There has thus been described a low voltage supply control system 10 for fuel injectors 12 which allows the use of high impedance fuel injector coils and simplified injector driver circuits 20. Such a control system 10 is useful in sequential multipoint fuel injection systems for multicylinder engines where each injector 12 is individually controlled. In such a system, the control signal 50 is generated each time that an injector is to be energized and the battery voltage is low. This may be at engine start or at any time during the operation of the engine when the battery voltage is low.
Many changes and modifications in the above described embodiment of the invention can, of course, be carried out without departing from the scope thereof. Accordingly, that scope is intended to be limited only by the scope of the appended claims.
The sole FIGURE is a schematic of the electronic circuit of the present invention.
This invention generally relates to electrical circuits for use in electronic fuel injection systems and more particularly electronic systems for controlling low voltage energizing of fuel injectors.
Cold starting of fuel injected gasoline engines has always caused the designers of fuel injection systems much concern. The main reason for the concern is that during the cold starting sequence, the battery voltage is often low and therefor the power necessary to turn on the injectors may not be available. With this in mind, many sophisticated and complex driver circuits have been developed.
In order to solve this problem, many fuel injection systems have used an extra fuel injector placed upstream of the intake manifold to inject extra fuel for a predetermined period of time. Other solutions have been to add a correction length to each fuel injection pulse as it is calculated. This extends a normally longer pulse to an even greater length and may, under certain circumstances, cause pulse overlap. Still other solutions have included the addition of fuel pulses during the time that the engine is cold. See U.S. Pat. No. 4,096,831 issued on June 27, 1978 to R. Gunda and entitled "Frequency Modulated Fuel Injection System". Other solutions use a low impedance injector coil and special peak and hold current driver circuits. In those applications wherein the injectors are energized in sequence and not as a group, this requires one such special circuit for each injector position.
It is a principal advantage of the present invention to selectively control the voltage applied to the fuel injector driver circuit during low voltage conditions. It is a further advantage of the present invention to effectuate significant cost savings by a reduction in the number of components needed to control the operation of the fuel injectors and fuel injector driver circuits. It is still a further advantage of the this system to simplify the injector driver circuit to a basic switch circuit and remove the requirement of complex peak and hold current circuits. It is yet another advantage of this system to utilize high impedance injector coils thereby reducing the electrical power consumption of the overall fuel injection system.

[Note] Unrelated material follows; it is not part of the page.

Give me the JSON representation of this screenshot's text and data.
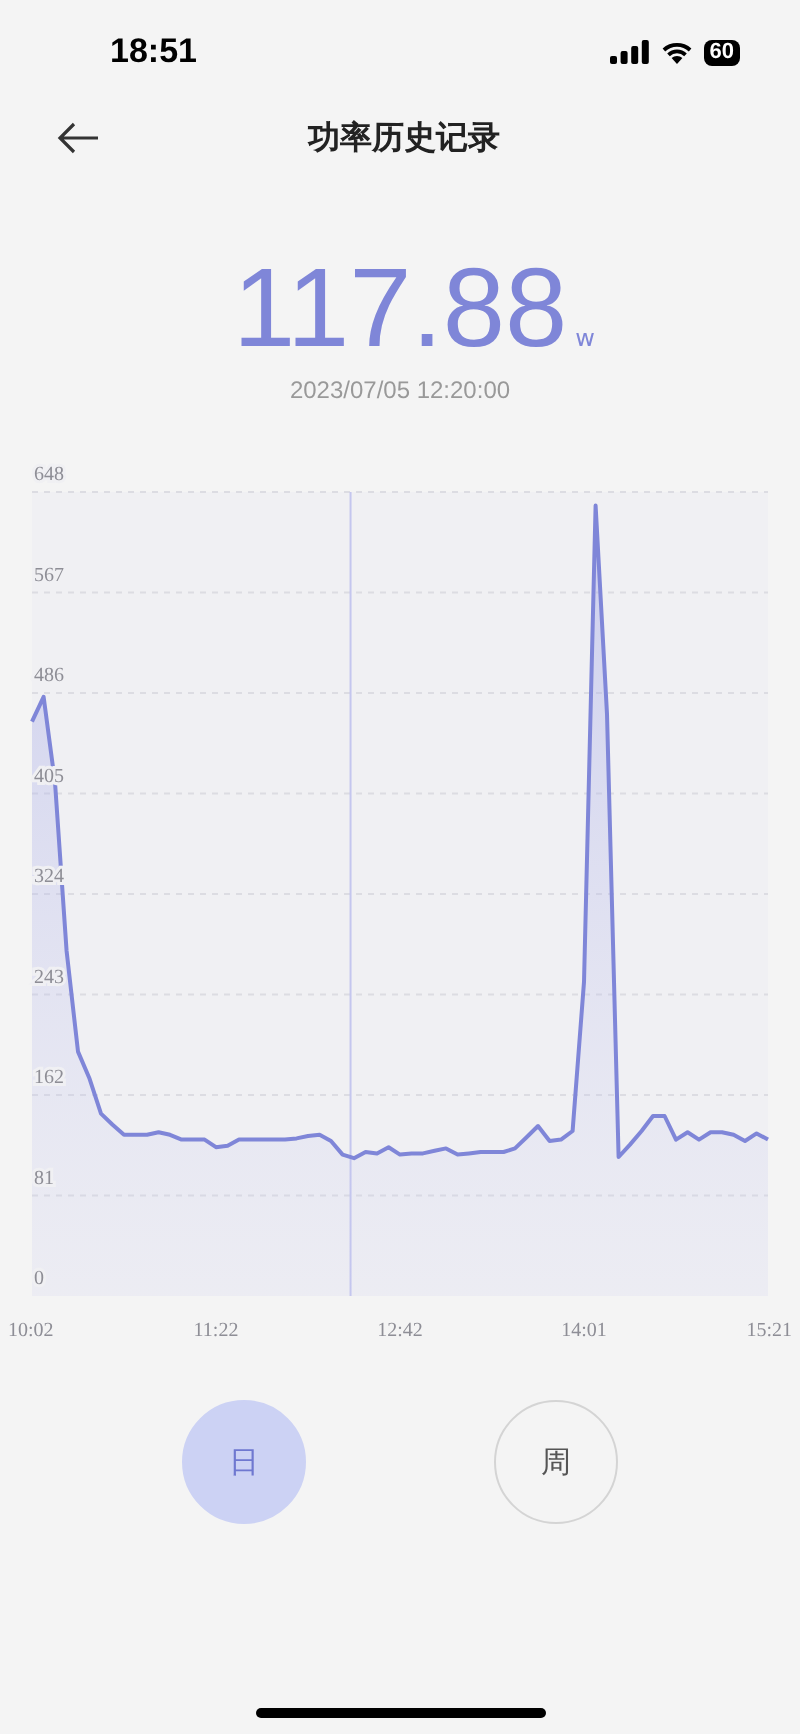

A low voltage supply control system for fuel injectors in a fuel injection system having a source of power and at least one electromagnetic fuel injector. An electronic control unit or other means calculates the operating time of the at least one electromagnetic fuel injector to supply the proper amount of fuel to the engine. For calculating the operating time the means is responsive to the magnitude of the source of power for generating a pulse-width operating signal which is supplied to injector driver means responsive to energize the electromagnetic fuel injector. Other means compares the magnitude of the source of power with a predetermined magnitude value and generates a control signal when the magnitude of the source of power is less than the predetermined magnitude value and supplies this control signal to a voltage supply means which in response to the control signal substantially doubles the magnitude of the source of power to the injector driver means.

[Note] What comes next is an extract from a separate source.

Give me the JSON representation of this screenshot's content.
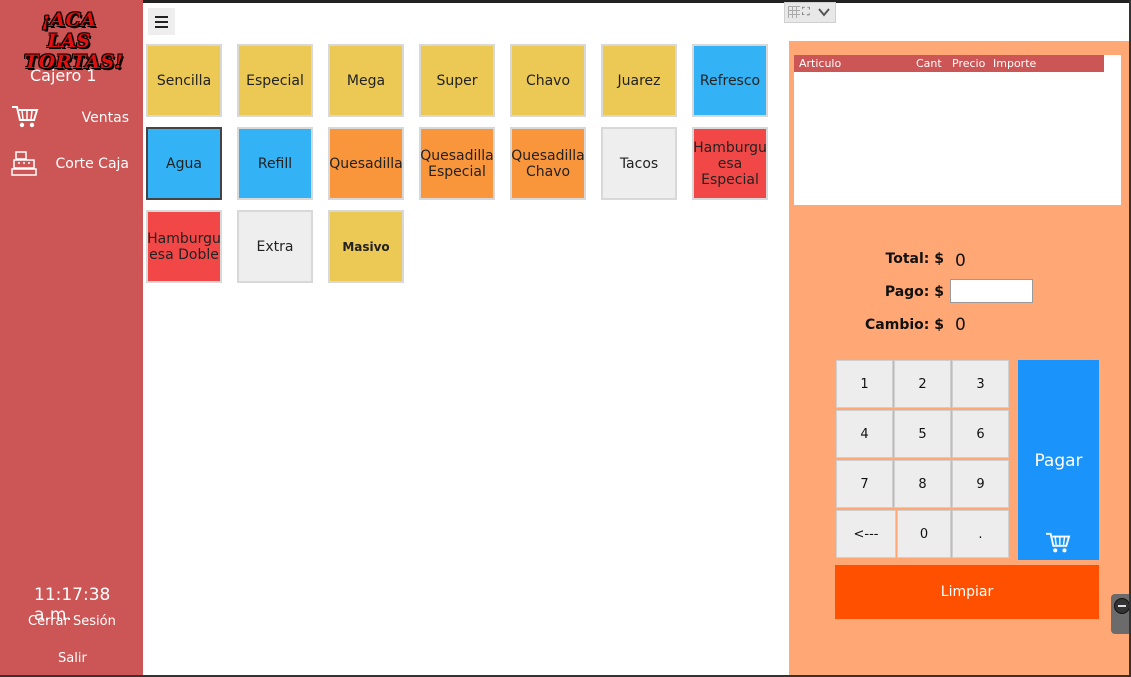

Many other objects and purposes of the invention will be clear from the following detailed description of the drawings.